The song was first recorded at the Warners Publishing Studio, New York in early 1969 with Morrison's producer at the time, Lewis Merenstein. It was then rerecorded in both the spring and summer sessions in the same year, before Morrison returned to the track in the September to November sessions at the A&R Recording Studios, 46th Street, New York, that resulted in the recording of most of the tracks that were released on Moondance.
"Come Running" is composed in the key of A major, with a chord progression of A-D-A-D-A-D-A-D-A-D-A-E-D, which changes at the coda to A-F#m-A-D-F#m-Bm-D-A. The song has a bright rock tempo in 4/4 time, which slows at the three bar coda.
Morrison described it as "a very light type of song. It's not too heavy. It's just a happy-go-lucky song. There are no messages or anything like that." Brian Hinton's interpretation of the song was more complex: "The imagery is just like that at the end of "Madame George", a train passing, wind and rain ... an image of implacable nature against which human life and death play out their little games. Van and his lover 'dream that it will never end' while knowing that of course it will.
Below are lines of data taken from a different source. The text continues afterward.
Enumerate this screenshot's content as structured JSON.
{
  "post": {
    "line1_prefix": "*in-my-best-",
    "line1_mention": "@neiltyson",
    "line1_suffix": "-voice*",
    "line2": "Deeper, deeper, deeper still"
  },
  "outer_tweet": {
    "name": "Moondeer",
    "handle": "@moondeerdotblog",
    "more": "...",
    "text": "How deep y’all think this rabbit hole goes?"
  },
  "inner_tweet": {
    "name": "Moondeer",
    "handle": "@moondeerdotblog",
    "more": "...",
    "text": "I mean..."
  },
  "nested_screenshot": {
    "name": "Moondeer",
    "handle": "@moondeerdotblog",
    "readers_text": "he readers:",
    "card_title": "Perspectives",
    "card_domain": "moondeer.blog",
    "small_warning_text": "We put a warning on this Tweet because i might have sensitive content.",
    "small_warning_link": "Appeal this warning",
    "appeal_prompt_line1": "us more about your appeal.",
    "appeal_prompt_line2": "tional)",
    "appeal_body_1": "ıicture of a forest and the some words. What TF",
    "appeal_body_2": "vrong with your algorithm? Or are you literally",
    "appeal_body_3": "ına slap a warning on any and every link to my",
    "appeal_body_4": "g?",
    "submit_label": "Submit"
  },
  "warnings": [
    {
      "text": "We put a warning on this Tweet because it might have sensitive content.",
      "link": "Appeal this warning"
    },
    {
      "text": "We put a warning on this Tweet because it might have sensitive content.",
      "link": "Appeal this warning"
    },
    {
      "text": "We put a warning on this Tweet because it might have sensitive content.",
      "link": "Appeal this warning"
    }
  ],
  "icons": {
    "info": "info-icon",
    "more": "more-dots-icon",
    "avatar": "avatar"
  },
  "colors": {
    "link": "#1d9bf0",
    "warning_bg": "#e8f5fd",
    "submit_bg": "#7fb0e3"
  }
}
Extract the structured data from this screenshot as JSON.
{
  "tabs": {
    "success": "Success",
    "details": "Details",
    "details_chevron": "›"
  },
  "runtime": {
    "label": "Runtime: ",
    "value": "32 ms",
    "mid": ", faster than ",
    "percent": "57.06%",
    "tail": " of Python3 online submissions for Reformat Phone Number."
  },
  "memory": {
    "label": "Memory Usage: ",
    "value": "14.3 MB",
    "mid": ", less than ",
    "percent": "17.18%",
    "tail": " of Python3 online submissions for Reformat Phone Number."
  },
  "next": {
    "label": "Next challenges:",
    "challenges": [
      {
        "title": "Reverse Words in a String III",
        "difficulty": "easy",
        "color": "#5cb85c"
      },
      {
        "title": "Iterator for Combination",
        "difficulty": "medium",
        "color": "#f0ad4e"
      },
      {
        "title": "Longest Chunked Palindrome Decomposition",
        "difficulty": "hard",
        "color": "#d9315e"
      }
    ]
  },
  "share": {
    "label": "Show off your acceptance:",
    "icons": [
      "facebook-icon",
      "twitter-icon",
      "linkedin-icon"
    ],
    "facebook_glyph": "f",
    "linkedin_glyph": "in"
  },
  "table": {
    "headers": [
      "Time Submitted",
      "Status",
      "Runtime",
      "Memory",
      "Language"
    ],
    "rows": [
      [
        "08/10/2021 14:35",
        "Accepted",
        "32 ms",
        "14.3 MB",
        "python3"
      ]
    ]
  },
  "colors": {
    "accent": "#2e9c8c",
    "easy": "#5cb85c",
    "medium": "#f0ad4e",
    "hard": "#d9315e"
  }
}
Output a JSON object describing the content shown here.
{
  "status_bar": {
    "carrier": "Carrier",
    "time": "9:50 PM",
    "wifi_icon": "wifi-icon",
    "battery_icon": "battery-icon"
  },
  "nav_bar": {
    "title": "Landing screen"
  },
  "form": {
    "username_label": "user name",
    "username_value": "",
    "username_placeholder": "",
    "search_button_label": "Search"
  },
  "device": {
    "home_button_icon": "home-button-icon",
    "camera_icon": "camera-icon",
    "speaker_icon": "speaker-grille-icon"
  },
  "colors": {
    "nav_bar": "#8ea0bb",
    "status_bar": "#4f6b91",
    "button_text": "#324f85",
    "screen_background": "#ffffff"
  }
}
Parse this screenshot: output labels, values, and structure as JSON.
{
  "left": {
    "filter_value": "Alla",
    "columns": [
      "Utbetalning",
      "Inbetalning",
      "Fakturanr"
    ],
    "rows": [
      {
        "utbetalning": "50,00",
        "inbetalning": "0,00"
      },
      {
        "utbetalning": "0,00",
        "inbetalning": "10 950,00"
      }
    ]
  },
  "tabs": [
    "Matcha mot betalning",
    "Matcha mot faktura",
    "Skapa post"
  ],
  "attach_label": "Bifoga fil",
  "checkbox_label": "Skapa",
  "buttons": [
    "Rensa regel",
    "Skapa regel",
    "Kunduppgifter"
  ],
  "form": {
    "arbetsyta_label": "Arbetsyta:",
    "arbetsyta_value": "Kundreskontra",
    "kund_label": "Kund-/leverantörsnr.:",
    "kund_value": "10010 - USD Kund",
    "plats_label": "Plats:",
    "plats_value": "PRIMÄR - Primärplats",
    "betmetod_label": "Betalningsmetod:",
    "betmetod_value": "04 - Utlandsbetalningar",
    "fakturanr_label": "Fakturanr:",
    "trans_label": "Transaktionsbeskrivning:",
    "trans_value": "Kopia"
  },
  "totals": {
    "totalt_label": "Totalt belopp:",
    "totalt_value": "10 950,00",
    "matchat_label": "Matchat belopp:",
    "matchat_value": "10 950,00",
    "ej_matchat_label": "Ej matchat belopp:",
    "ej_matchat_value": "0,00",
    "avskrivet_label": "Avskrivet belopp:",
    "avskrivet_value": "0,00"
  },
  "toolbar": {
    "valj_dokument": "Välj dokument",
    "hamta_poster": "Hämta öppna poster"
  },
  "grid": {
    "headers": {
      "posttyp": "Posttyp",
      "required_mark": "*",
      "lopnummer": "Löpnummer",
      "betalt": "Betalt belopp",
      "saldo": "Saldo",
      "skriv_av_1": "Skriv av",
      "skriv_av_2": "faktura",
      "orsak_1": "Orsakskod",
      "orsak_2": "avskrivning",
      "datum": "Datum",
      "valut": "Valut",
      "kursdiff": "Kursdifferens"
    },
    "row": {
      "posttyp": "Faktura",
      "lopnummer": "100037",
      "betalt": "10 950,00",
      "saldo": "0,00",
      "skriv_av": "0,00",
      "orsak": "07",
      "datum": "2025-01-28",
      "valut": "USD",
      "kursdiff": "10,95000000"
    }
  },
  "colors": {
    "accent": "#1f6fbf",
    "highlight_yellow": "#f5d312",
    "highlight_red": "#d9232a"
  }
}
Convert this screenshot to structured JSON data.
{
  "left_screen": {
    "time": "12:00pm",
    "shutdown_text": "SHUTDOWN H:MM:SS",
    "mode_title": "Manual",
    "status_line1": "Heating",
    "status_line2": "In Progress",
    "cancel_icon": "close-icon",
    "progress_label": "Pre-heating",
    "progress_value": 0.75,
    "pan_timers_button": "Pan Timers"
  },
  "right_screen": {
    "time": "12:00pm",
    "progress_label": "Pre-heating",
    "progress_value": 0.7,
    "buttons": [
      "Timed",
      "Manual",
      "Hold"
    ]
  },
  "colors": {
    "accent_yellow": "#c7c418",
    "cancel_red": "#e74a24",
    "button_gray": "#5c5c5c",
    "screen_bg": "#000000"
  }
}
Even the injunction to 'put away all your walking shoes' has a temporary sound to it."
Biographer Clinton Heylin remarked that "the lower rung chart success of the "Come Running" 45 hardly accounts for the album's [Moondance] immediate acceptance by a whole new spectrum of young adult listeners." The single peaked at number 39 on the Billboard Hot 100 singles chart.